Pakistan arrests suspected plotter of Mumbai attacks
Pakistani security personnel have arrested the alleged planner of the November 26 Mumbai terrorist attacks in a raid on a suspected militant camp, media reports and officials said on Monday, dpa reported.
Scores of troops stormed the camp on Sunday just outside Muzaffarabad city, the capital of Pakistan-administered Kashmir, arresting at least half a dozen people, a security official said on condition of anonymity.
The official said the soldiers also traded fire at the camp located in the Shawai area, but added that the resistance was "short-lived."
He refused to give information about the arrested people, citing sensitivity of the issue. However, media reports identified one of the detainees as Zaki-ur-Rehman Lakhwi, who was named by Indian officials for planning the grenade-and-gun strikes in Mumbai.
According to Indian officials, Ajmal Amir Kasav, the lone surviving Mumbai attacker, told investigators that Lakhwi was the alleged ringleader in the Mumbai siege.
The Dawn newspaper reported that Lakhwi, a commander of banned Islamic militant group Lashkar-e-Taiba (LeT), was among the more than 20 people arrested in the late afternoon operation.
There were conflicting figures regarding the people taken into custody. According to Geo News television channel, eight people were arrested.
Pakistani military's public relations directorate confirmed the crackdown in a brief press statement.
"This is an intelligence-led operation against banned militant outfits and organizations.
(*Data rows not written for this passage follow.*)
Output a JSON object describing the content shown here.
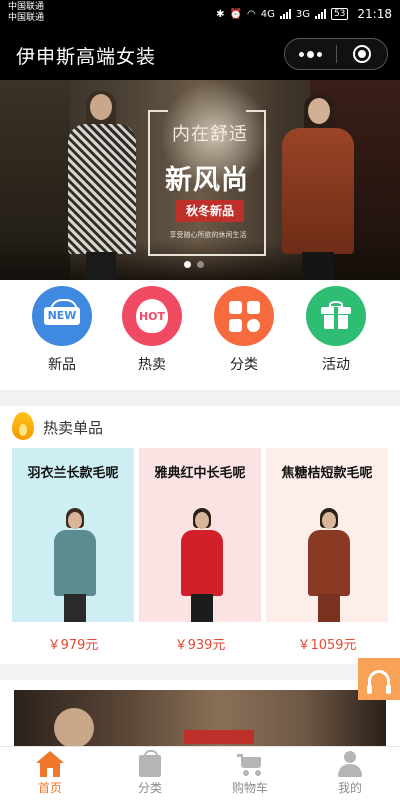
{
  "status_bar": {
    "carrier_1": "中国联通",
    "carrier_2": "中国联通",
    "network_1": "4G",
    "network_2": "3G",
    "battery": "53",
    "time": "21:18"
  },
  "nav": {
    "title": "伊申斯高端女装"
  },
  "banner": {
    "script_text": "内在舒适",
    "headline": "新风尚",
    "tag": "秋冬新品",
    "subtitle": "享受随心所欲的休闲生活",
    "dots": 2,
    "active_dot": 1
  },
  "categories": [
    {
      "label": "新品",
      "icon": "new-icon",
      "badge": "NEW",
      "color": "#3f8ae0"
    },
    {
      "label": "热卖",
      "icon": "hot-icon",
      "badge": "HOT",
      "color": "#f04a63"
    },
    {
      "label": "分类",
      "icon": "category-grid-icon",
      "color": "#f56b3e"
    },
    {
      "label": "活动",
      "icon": "gift-icon",
      "color": "#2fbd73"
    }
  ],
  "hot_section": {
    "title": "热卖单品",
    "products": [
      {
        "name": "羽衣兰长款毛呢",
        "price": "￥979元",
        "bg": "#cdeff3",
        "coat": "#5c8c8f",
        "pants": "#2a2a2a"
      },
      {
        "name": "雅典红中长毛呢",
        "price": "￥939元",
        "bg": "#fbe3e3",
        "coat": "#d2202a",
        "pants": "#1c1c1c"
      },
      {
        "name": "焦糖桔短款毛呢",
        "price": "￥1059元",
        "bg": "#fdeeea",
        "coat": "#8a3a22",
        "pants": "#7a3220"
      }
    ]
  },
  "tabs": [
    {
      "label": "首页",
      "icon": "home-icon",
      "active": true
    },
    {
      "label": "分类",
      "icon": "bag-icon",
      "active": false
    },
    {
      "label": "购物车",
      "icon": "cart-icon",
      "active": false
    },
    {
      "label": "我的",
      "icon": "person-icon",
      "active": false
    }
  ],
  "colors": {
    "accent": "#f0782a",
    "price": "#e8472f",
    "service": "#f7a256"
  }
}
There have been arrest and investigations are on," it said, without identifying those apprehended.
"Further details will be available on completion of preliminary inquiries," the statement added.
Dawn quoted an unidentified woman living in the area as saying that she saw an army helicopter hovering over the area and at around 5 pm, two or three loud explosions were also heard.
Ambulances from various hospitals in Muzaffarabad were also called to the camp site, but no casualties were evacuated during the operation.
The newspaper said the camp was used by Jamaat-ud-Dawa, the charity wing of (LeT).
Jamaat-ud-Dawa previously claimed it had no connection with the LeT and was focusing on religious and charitable work.
Jamaat-ud-Dawa chief Hafiz Muhammad Saeed, who headed the LeT in 2002 when it was outlawed after the terror attacks on the World Trade Center in New York and the Indian parliament in New Delhi, criticized the weekend raid, Geo News said.
The news channel cited him as saying that "the operation in Kashmir under Indian pressure was uncalled for and a sign of weakness."
Indian claims of the involvement of Pakistani based militants to the Mumbai bloodshed increased tension between the two nuclear-armed neighbours, who have gone to war three times since they both gained independence from Britain 61 years ago.
Pakistan has vowed to take action against those behind Mumbai attacks, which left more than 170 killed and over 300 injured, if and when India provided evidence for the allegations.
Islamabad is under great international pressure to urgently address India's concerns.
"I made very clear to the Pakistanis that we are a friend," US Secretary of State Condoleezza Rice said. "But when something like this happens, the United States expects Pakistan to act."